Commencing this conversation in a space of trust and understanding may open doors that neither of you knew were present in one another. Have this conversation in a controlled environment, where boundaries are created within an agreed-upon emotional contract of sorts, only deeper respect for one another will be accomplished, whether or not you decide to commit to exploring with other partners.
There is always a chance that your partner will not receive this news calmly, but no difficult choice is met without risk. Approach them with respect, and total honesty, if they still refuse to tolerate these curiosities then maybe you have dodged an otherwise lifelong bullet.
5. You Find Yourself Fantasizing About Others….Not in a Casual Way
We are all guilty of thinking about others outside of our relationships in sexual or romantic situations. Denying this commonly crystalizes into infidelity and jealousy in an attempt to overcompensate, or hide the shame for feeling this way for someone other than your partner. Admiration is bestowed upon those who do not act on these urges, a simple yet profound act of respect for your monogamous partner’s trust in your monogamy.
Though admirable, when ignored, like a tumour, can prove fatal. Surpassing curiosity, you have begun seeing others in a way that makes you happier than your current partner does. Even your day-dream taking your yoga buddy to the beach for the weekend makes you happier than you have felt in months, or years with your partner. More often than not you still love your partner but need to dig up some old sparks that you’ve both allowed to flicker out over time.
Your partner may not mind that you have been fantasizing about others, and as odds would have it, maybe they have been doing the same. That spark may be most effectively stoked by the addition of a new piece to both of your equations.
6. You Love Multiple People
Frankly, there is no way around it, humans have the ability to deeply emotionally connect with each other. Many times that empathy can percolate into raw unhindered feelings of appreciation, respect and physical attraction; love.
If you find yourself in the position where you are in love with multiple people, one with whom you are monogamous, and the other you are not; the correct approach can potentially be to acknowledge this love to both of your lovers. Though the idea that you all could be happy will at first seem crazy, it may be the best decision you ever made. Dissect it, understand these feelings, together.
The bottom line is that both monogamy and polyamory can work, and both can fail. To refer again to Deborah Anapol, allow love to lead you into whatever form is appropriate for you. Understand the limitations of marriage and make the choice based on your lover, not the status quo. Listen to your partner, and hear their needs, even if those needs may not be met by you. With equal gravity listen to yourself, and be honest about how you feel. The only people who are truly hurt when you don’t trust your own feelings are you, and your partner. Communication. Is. Key.

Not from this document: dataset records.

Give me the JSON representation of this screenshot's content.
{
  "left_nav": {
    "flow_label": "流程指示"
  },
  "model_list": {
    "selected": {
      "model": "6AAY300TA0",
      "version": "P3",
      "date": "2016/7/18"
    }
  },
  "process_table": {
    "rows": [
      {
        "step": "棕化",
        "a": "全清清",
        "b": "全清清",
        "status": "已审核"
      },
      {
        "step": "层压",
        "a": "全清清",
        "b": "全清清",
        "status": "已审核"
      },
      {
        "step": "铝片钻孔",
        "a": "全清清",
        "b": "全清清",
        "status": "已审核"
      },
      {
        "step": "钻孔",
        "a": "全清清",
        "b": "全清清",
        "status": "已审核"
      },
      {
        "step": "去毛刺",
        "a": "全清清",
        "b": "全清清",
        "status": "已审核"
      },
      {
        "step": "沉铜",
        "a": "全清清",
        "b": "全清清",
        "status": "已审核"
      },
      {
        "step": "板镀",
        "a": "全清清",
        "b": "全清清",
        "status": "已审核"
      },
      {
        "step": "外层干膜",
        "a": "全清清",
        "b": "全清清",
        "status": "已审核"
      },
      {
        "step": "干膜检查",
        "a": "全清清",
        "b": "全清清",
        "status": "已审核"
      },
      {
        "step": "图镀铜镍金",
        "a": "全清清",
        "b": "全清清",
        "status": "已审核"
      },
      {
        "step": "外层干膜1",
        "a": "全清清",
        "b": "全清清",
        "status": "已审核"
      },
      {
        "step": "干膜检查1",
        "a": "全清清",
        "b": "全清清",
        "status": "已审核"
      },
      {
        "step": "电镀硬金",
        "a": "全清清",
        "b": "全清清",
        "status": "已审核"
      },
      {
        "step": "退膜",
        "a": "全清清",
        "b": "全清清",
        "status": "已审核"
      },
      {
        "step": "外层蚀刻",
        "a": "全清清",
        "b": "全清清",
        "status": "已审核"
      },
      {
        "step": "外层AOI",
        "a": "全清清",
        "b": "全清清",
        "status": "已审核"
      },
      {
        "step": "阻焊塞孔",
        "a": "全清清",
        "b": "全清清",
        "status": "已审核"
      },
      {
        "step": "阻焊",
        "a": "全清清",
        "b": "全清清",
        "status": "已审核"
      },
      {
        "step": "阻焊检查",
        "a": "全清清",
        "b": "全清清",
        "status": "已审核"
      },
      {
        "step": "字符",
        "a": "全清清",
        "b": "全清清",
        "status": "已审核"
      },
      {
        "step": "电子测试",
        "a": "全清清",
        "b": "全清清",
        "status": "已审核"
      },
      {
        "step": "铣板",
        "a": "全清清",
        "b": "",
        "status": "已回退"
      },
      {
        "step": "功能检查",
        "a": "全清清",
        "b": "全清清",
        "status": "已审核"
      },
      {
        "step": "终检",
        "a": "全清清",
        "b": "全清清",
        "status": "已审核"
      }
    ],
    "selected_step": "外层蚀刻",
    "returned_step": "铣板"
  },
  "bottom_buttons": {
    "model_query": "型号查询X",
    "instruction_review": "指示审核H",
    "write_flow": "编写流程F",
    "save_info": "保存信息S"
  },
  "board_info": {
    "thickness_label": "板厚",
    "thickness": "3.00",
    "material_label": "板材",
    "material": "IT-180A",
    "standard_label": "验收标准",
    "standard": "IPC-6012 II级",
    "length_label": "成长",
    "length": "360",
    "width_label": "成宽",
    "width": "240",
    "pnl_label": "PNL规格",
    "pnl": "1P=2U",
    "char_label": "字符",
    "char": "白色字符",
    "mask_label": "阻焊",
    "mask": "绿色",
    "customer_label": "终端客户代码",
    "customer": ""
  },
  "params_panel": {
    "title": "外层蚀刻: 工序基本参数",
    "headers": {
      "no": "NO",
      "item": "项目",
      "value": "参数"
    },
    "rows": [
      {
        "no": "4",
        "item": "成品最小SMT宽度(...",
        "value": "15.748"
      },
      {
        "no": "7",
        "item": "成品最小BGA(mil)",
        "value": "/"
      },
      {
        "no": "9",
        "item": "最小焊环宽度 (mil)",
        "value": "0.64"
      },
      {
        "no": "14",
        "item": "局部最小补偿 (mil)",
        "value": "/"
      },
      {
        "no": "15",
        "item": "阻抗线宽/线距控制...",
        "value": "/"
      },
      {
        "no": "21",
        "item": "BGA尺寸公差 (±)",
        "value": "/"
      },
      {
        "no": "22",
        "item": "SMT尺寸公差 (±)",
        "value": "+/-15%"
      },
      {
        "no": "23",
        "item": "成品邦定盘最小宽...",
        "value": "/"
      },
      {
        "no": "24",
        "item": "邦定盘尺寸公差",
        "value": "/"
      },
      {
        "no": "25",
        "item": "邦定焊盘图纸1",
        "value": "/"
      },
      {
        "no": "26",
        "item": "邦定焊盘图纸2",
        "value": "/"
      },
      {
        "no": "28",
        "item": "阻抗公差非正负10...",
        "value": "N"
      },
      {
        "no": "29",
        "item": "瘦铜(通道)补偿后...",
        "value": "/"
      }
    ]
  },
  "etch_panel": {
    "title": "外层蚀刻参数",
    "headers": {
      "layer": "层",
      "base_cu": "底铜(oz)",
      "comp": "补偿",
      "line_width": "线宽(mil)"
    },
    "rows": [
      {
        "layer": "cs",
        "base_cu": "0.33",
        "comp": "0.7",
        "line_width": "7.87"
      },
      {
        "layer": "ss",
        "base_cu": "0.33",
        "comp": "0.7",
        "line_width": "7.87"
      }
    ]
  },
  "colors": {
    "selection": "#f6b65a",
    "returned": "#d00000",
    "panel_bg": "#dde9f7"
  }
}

Allow yourself and your partners to navigate the full potential of their human ability to love, and connect with one another. The only people writing the rules are us, and we are changing them every day.